### Task statement
Check each line of the listing below for the string "crystal", and copy the ones that have it.

### Given data
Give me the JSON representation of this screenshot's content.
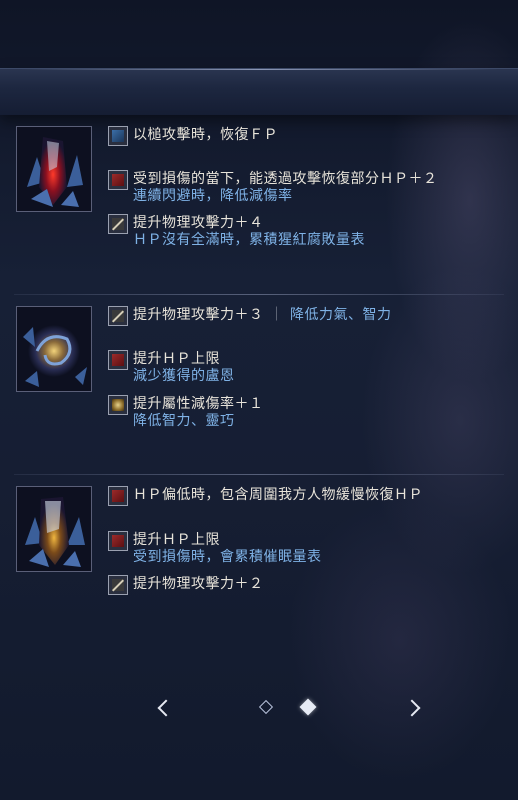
{
  "groups": [
    {
      "gem_icon": "red-crystal-icon",
      "lines": [
        {
          "icon": "blue-square-icon",
          "text": "以槌攻擊時，恢復ＦＰ",
          "sub": ""
        },
        {
          "icon": "red-square-icon",
          "text": "受到損傷的當下，能透過攻擊恢復部分ＨＰ＋２",
          "sub": "連續閃避時，降低減傷率"
        },
        {
          "icon": "sword-icon",
          "text": "提升物理攻擊力＋４",
          "sub": "ＨＰ沒有全滿時，累積猩紅腐敗量表"
        }
      ]
    },
    {
      "gem_icon": "swirl-orb-icon",
      "lines": [
        {
          "icon": "sword-icon",
          "text": "提升物理攻擊力＋３",
          "sep": "｜",
          "inline": "降低力氣、智力",
          "sub": ""
        },
        {
          "icon": "red-square-icon",
          "text": "提升ＨＰ上限",
          "sub": "減少獲得的盧恩"
        },
        {
          "icon": "element-icon",
          "text": "提升屬性減傷率＋１",
          "sub": "降低智力、靈巧"
        }
      ]
    },
    {
      "gem_icon": "gold-crystal-icon",
      "lines": [
        {
          "icon": "red-square-icon",
          "text": "ＨＰ偏低時，包含周圍我方人物緩慢恢復ＨＰ",
          "sub": ""
        },
        {
          "icon": "red-square-icon",
          "text": "提升ＨＰ上限",
          "sub": "受到損傷時，會累積催眠量表"
        },
        {
          "icon": "sword-icon",
          "text": "提升物理攻擊力＋２",
          "sub": ""
        }
      ]
    }
  ],
  "pagination": {
    "current_page": 2,
    "total_pages": 2
  },
  "colors": {
    "primary_text": "#e8e4da",
    "secondary_text": "#7fb2e6",
    "background": "#131a2c"
  }
}
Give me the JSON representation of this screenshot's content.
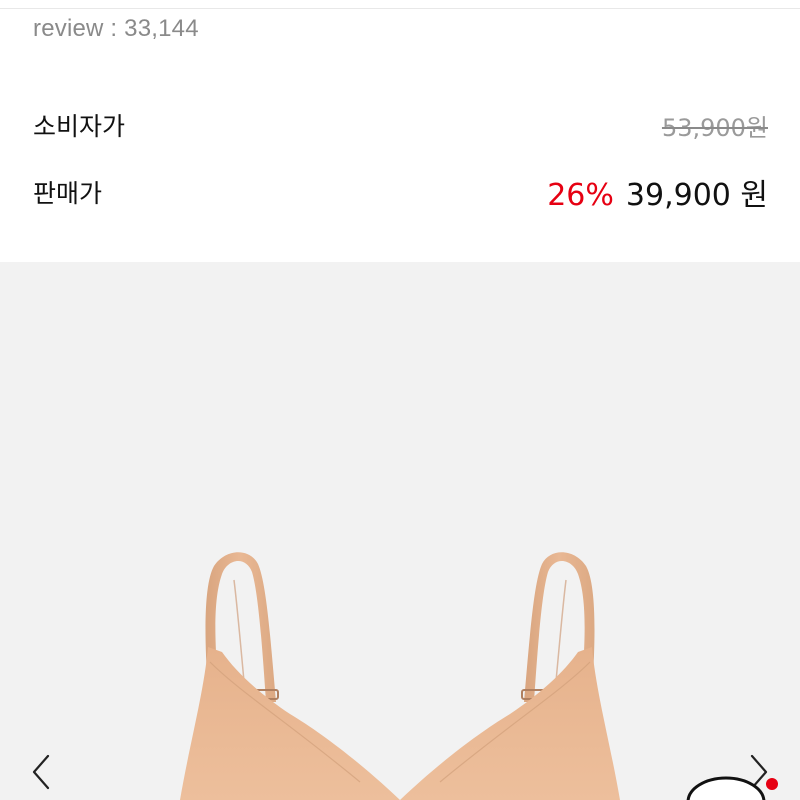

### Response to this exercise
      "gem_icon": "red-crystal-icon",
      "gem_icon": "gold-crystal-icon",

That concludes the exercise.